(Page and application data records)
......

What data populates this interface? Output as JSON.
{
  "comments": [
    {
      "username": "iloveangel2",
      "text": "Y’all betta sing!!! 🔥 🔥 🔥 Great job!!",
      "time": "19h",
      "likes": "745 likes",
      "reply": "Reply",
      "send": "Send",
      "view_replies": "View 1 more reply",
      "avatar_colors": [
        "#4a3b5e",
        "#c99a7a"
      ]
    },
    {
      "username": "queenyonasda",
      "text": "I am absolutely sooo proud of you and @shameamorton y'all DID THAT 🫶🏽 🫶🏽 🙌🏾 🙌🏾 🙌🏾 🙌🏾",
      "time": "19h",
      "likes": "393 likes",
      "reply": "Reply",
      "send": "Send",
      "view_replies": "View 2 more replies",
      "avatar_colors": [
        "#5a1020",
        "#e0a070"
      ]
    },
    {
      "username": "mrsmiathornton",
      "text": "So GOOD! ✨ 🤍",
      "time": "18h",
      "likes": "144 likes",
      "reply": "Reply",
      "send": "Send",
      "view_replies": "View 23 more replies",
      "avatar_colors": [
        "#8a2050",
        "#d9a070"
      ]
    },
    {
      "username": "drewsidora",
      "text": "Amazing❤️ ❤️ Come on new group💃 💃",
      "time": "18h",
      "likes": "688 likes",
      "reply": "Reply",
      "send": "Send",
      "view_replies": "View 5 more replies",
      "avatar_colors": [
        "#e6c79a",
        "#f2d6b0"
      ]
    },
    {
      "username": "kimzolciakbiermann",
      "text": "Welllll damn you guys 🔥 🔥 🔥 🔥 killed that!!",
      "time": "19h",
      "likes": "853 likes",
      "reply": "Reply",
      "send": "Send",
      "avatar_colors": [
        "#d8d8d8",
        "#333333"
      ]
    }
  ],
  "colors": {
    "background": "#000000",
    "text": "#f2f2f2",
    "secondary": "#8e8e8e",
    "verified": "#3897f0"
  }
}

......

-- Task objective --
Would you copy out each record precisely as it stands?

-- Exercise answer --
What data populates this interface? Output as JSON.
{
  "comments": [
    {
      "username": "iloveangel2",
      "text": "Y’all betta sing!!! 🔥 🔥 🔥 Great job!!",
      "time": "19h",
      "likes": "745 likes",
      "reply": "Reply",
      "send": "Send",
      "view_replies": "View 1 more reply",
      "avatar_colors": [
        "#4a3b5e",
        "#c99a7a"
      ]
    },
    {
      "username": "queenyonasda",
      "text": "I am absolutely sooo proud of you and @shameamorton y'all DID THAT 🫶🏽 🫶🏽 🙌🏾 🙌🏾 🙌🏾 🙌🏾",
      "time": "19h",
      "likes": "393 likes",
      "reply": "Reply",
      "send": "Send",
      "view_replies": "View 2 more replies",
      "avatar_colors": [
        "#5a1020",
        "#e0a070"
      ]
    },
    {
      "username": "mrsmiathornton",
      "text": "So GOOD! ✨ 🤍",
      "time": "18h",
      "likes": "144 likes",
      "reply": "Reply",
      "send": "Send",
      "view_replies": "View 23 more replies",
      "avatar_colors": [
        "#8a2050",
        "#d9a070"
      ]
    },
    {
      "username": "drewsidora",
      "text": "Amazing❤️ ❤️ Come on new group💃 💃",
      "time": "18h",
      "likes": "688 likes",
      "reply": "Reply",
      "send": "Send",
      "view_replies": "View 5 more replies",
      "avatar_colors": [
        "#e6c79a",
        "#f2d6b0"
      ]
    },
    {
      "username": "kimzolciakbiermann",
      "text": "Welllll damn you guys 🔥 🔥 🔥 🔥 killed that!!",
      "time": "19h",
      "likes": "853 likes",
      "reply": "Reply",
      "send": "Send",
      "avatar_colors": [
        "#d8d8d8",
        "#333333"
      ]
    }
  ],
  "colors": {
    "background": "#000000",
    "text": "#f2f2f2",
    "secondary": "#8e8e8e",
    "verified": "#3897f0"
  }
}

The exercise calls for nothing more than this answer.